Lucy: Kate, I was literally about to say to you, Zoella has had a baby, bought a big house, and is getting married. And for a while I was like, "Yep, that's not really for me anymore." But now I'm like, "I need your relaxation. I'm gonna put you on."
Kate: Yes. I love her happy little life. For some reason when she was, you know, writing Girl Online and releasing advent calendars, I was like, "Oh, this isn't for me." But now that she is a family person, I'm interested in that. And it could be the opposite for some people. Like, they may have tuned out now.
Lucy: It's interesting that you say that because I think she's done exactly what Emma Chamberlain either wants to do or should maybe do, in that she seems so happy in her non influencer-y, non-extravagant life where she has a beautiful house, normal friends and family, and she doesn't go to all these big events. She's also never released a podcast. So people didn't have that to pull her down on. She only gave what she wanted to give. Emma Chamberlain probably wanted to go on the Zoella trajectory, but because of the world she lives in and America—
Lucy: Yes! It’s that grow, grow, grow thing, and I’m sure her management would've been like, “start a podcast, Spotify will buy it!” And then there’s her coffee company, which I’ve also seen people coming at her for too.
Kate: It's weird how much motherhood plays a role in this. And I don't wanna be like, “Emma Chamberlain should have a kid,” but I'm thinking about — this is a whole other thing and I've talked about it in therapy too — how the only valid permission for women to stop that “grow, grow, grow” mindset, feels like it’s becoming a mom. I was just thinking about Molly Mae, 'cause Molly stepped down from her PLT role to spend more time with her kid. And then I'm like, oh, like Zoe stepped down from all this to be a mom. And it's like, that is allowed. Whereas I don't know if people would see it the same if Emma was like, "I am gonna stop doing as much." I think people would be inclined to say that she's a lazy influencer who doesn't wanna work.
Lucy: That's so true. Childbirth and loss are the two reasons that we allow people to step down. Like, not even burnout.
Kate: Burnout's seen as a temporary state that you recover from and then you're back.
Lucy: There was a period of time when [Emma] said that she was bored and lonely and she'd started reading again and things like that. And now people are like, "You know what can fill your time is going to college." And I'm like, "That's such a stretch."

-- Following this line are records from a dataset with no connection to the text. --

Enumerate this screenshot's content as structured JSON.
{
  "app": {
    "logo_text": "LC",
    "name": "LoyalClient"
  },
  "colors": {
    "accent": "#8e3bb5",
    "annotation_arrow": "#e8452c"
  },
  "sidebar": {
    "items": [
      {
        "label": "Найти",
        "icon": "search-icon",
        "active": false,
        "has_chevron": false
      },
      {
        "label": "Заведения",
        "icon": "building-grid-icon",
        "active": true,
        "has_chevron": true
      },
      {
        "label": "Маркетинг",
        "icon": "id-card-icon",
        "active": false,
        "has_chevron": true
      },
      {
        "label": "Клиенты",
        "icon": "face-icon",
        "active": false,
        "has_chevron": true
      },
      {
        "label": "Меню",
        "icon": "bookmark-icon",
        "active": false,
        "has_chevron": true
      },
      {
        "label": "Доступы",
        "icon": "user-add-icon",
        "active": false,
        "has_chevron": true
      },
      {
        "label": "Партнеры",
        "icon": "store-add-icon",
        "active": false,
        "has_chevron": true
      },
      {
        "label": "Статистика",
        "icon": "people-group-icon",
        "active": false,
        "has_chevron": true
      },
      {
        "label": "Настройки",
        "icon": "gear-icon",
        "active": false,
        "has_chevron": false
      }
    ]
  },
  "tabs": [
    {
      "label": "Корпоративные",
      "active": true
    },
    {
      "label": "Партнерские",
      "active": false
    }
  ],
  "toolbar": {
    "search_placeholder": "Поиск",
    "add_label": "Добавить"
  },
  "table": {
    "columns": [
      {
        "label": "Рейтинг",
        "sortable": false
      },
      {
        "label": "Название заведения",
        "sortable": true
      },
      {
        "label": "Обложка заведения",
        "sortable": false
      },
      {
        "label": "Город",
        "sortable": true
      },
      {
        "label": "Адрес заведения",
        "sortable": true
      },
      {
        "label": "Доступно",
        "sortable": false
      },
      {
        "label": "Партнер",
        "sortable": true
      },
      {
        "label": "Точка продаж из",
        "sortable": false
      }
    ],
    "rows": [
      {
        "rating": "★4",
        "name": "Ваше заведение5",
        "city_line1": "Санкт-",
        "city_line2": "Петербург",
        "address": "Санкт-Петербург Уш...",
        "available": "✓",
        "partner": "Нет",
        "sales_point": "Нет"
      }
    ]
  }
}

Kate: You have to just find a creator that speaks to you more. And like, you don't have to leave Emma forever. You can stay subscribed. You can stay following. And I think maybe her issue is more an industry issue of just, what do you parlay this into? Because you can't do everything. Alex Cooper is someone who I think is on her way to [cracking it]. She's doing Call Her Daddy, but she has this podcast network, and I imagine at some point she will stop Call Her Daddy and take a more behind the scenes role, and she has really laid a good path for herself to step back whenever she wants to, but still have something going on. Emma hasn't done that yet because she's so young. She's 22. Even having to think about this is a testament to how young she was when she first became popular. If she had become popular at this age, she'd be turning 30 and would be able to think about stepping back, but a 22 year old can't do much. For me, I don't understand why people who have so much money don’t just stop working.
Lucy: Did you ever watch the Selena Gomez documentary? I felt a similar way after watching that.
Kate: No, but I'm like, okay, get a less insane house and stop. And get into, like, a passion of yours. If I could just stop, I would just like to have a pottery studio in my backyard.
Lucy: And invest some money. Do whatever the finance girls do.
Kate: And it's actually very radical to just stop. That's the message of all this. You can just stop.
Lucy: Yes. And then also as a viewer, you can stop. We all just need to stop.